I’m not one of the high paid analysts that gets air time on the news to talk about the events unfolding in Afghanistan. I am someone who’s been there, wore a uniform, and came home with scars I get to carry with me for the rest of my life. I’d like to believe I have sweat credibility.
I didn’t get to sleep last night. What I saw on the news and what my friends and wife were sharing with me stirred deep emotions that don’t go away simply because it’s bed time. Here are the thoughts that I’m using to help me get through my feelings:
- Governments have to be credible. The Taliban was the only credible government in that country for the last 20 years. When they said something they did it.
- We didn’t.
- The Afghan Army didn’t.
- The Afghan Police didn’t.
- There are great people in Afghanistan.
- There are wonderful husbands, fathers, and brothers who live and work hard for their families.
- There are wonderful mothers, daughters, and sisters who live and work hard for their families.
- The environment is harsh. The instability is harsh. These people have risen to the challenge for generations. They can rise to this challenge.
- We’re only seeing a small snapshot in time.
- The public ignored this war for the better part of the 20 years it’s been going on. Now they’re seeing the consequence of incompetence that’s been inherent for most of the two decades it was fought.
- This chapter is a sad one, but we’re not seeing the whole story.
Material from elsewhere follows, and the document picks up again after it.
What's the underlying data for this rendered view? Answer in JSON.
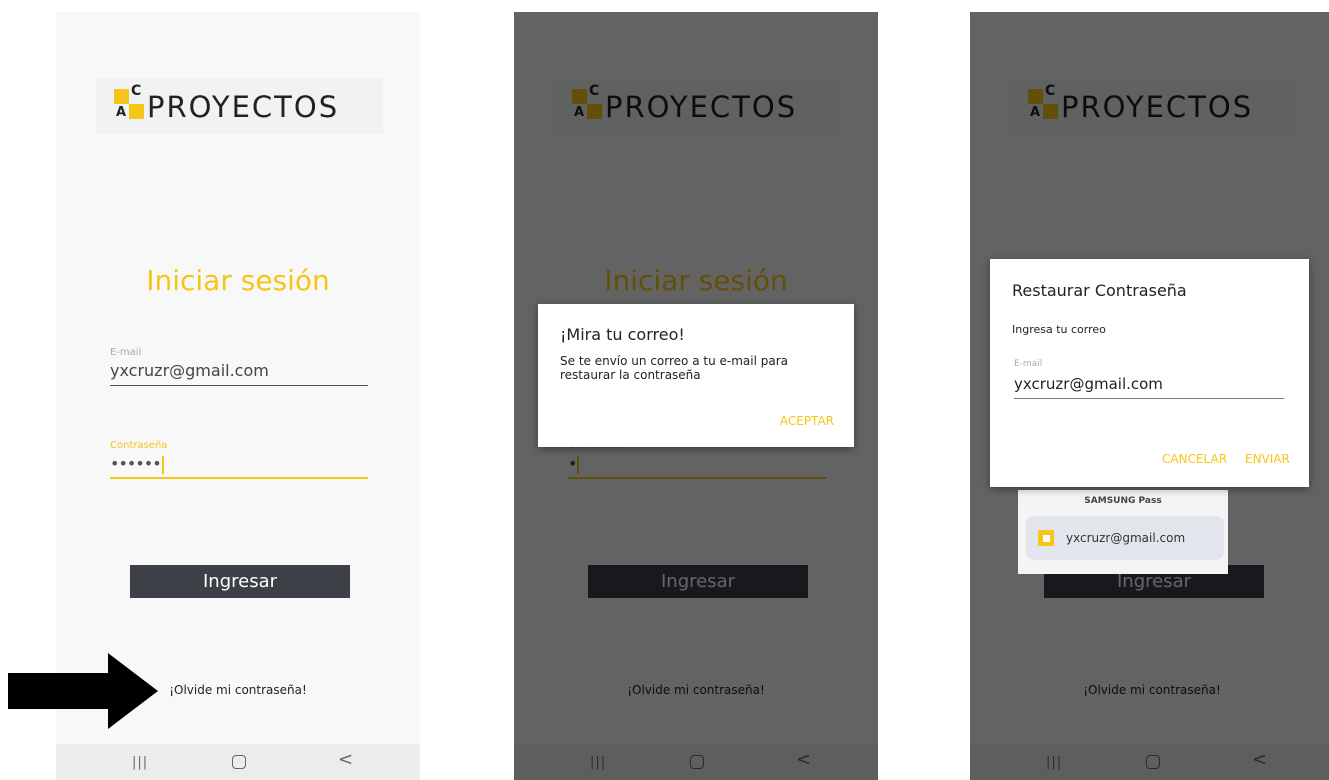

What’s not on the news?
- When you take the longest view possible you see the greatest opportunity for hope. There’s still plenty of room for hope.